Part of the problem is that we make many "ethical" decisions every day that have nothing to do with the work place. And we confuse what are actually practical decisions such as getting our of bed in morning, cooking breakfast for your children, sending children to school, going to work, cleaning house, etc., as ethical decisions. According to the website, Arizona Character Education, "Those decisions don't necessarily involve right or wrong; they involve efficiency, availability, practicality or preference." Because most of us are proficient in making these easy "ethical" decisions we claim to be ethical individuals.
Unfortunately, these easy "ethical" decisions at home do nothing to prepare us for the tough decision we face everyday in the work place. And many of our workplace decision are about doing the right thing. That is why when faced with a choice between a right and wrong decisions at work all to often we make a wrong or unethical decision. For example, say you come to work late; you are faced with two choices: 1. Do I punch in and get docked for coming to work late? 2. Or, do I not punch in and write my (incorrect) time when I turn my time sheet in at the end of the week? "In a split second our minds review the facts, explore our feelings, study consequences, compare the options against our beliefs and priorities, consider what others may think, and give the cue for action." And in that split second say you make the decision not to punch in instead you decide to lie about the time you came in by writing the incorrect time on your time card when you turn it in.
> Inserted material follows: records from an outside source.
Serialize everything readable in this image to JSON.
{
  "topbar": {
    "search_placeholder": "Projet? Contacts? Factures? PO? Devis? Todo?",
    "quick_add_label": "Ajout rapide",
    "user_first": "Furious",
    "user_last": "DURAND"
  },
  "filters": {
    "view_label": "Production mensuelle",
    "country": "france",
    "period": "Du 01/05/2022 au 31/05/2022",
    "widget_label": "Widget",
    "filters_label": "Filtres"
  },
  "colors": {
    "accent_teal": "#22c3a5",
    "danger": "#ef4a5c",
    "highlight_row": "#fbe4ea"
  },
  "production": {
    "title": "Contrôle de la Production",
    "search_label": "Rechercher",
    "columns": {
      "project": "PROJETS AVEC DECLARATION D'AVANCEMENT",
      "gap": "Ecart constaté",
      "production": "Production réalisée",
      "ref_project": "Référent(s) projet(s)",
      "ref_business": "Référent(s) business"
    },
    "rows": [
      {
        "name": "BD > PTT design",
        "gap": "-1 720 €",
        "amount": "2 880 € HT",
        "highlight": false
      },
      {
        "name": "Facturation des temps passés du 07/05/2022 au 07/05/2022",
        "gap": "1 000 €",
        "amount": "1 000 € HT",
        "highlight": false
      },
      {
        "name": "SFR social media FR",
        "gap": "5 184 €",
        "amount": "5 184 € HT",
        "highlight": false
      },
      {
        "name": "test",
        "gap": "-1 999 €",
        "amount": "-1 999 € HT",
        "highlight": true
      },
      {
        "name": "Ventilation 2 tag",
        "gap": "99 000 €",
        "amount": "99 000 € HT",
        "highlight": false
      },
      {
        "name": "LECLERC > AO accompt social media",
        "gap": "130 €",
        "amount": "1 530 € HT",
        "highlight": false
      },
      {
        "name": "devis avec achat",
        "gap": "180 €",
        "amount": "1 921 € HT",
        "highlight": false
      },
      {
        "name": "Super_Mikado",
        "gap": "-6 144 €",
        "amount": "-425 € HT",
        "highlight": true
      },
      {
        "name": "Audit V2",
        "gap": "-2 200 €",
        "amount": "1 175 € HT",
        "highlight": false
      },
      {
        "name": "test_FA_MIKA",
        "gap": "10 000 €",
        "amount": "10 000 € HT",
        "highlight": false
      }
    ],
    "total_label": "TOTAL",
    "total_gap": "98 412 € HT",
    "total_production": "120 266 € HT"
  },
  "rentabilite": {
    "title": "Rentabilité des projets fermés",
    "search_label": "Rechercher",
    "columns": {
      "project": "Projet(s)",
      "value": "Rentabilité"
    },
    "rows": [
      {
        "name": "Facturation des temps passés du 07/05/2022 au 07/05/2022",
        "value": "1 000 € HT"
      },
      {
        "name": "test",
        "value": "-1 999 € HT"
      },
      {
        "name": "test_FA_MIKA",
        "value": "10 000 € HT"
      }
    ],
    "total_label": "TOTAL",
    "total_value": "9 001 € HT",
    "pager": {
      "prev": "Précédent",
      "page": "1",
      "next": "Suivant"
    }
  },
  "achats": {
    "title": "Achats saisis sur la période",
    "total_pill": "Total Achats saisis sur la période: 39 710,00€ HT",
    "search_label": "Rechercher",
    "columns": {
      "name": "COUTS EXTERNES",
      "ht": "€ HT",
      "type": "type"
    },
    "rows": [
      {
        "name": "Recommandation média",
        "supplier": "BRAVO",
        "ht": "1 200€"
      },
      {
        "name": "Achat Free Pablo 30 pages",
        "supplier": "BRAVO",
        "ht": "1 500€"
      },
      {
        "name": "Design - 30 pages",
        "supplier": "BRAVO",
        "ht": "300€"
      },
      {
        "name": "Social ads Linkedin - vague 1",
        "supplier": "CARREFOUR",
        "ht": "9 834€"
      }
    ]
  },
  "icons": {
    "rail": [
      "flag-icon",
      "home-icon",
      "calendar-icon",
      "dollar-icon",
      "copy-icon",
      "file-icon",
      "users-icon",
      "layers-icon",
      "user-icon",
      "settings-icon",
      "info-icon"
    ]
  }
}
Remember decisions may happen quickly but the consequences can last a lifetime. Pretty soon you will get in the habit of lying all the time. (And quite possibly your children will grow up to be unethical also.) Say there is a change in the higher up administration. Your new immediate supervisor has heard about your practice of falsifying your time card. And he has the moral courage to conduct an investigation into your habit of falsifying your time card. Not only will you end up losing your job but your name is dragged through the mud, every one will be is talking about you etc, (of course if you have political connections you can run to them and against all sense of fairness you might be able to keep or return to your job). That's why careful consideration is important when you make any kind of workplace decisions.
Most, if not all tribal workers know the difference between right and wrong. If you "forgotten" this knowledge maybe you should try to recall it. Remembers no person with strong character lives without living by the universal values of courage, honesty, perseverance and generosity.
Here is an excerpt from the article to help you, Making Ethical Decisions: What's the Big Deal About Decisions?
"Ethics is more than doing what you must do. It's doing what you should do. Because acting honorably sometimes means not doing what we want to do, ethics requires self-control.
Ethics involves seeing the difference between right and wrong. It's a commitment to do what is right, good and honorable. Ask yourself if you are willing to pay the price for making an unethical choice. Are you willing to sacrifice pride, integrity, reputation and honor by making an unethical choice? Are you willing to suffer the consequences of a bad choice?
Because doing the right thing can cost us more in friendship, money, prestige or pleasure than we may want to pay, practicing ethics takes courage. The right thing to do isn't usually the easiest thing to do, but learning to say no when you feel like saying yes builds character."
Making Ethical Decisions: What's the Big Deal About Decisions?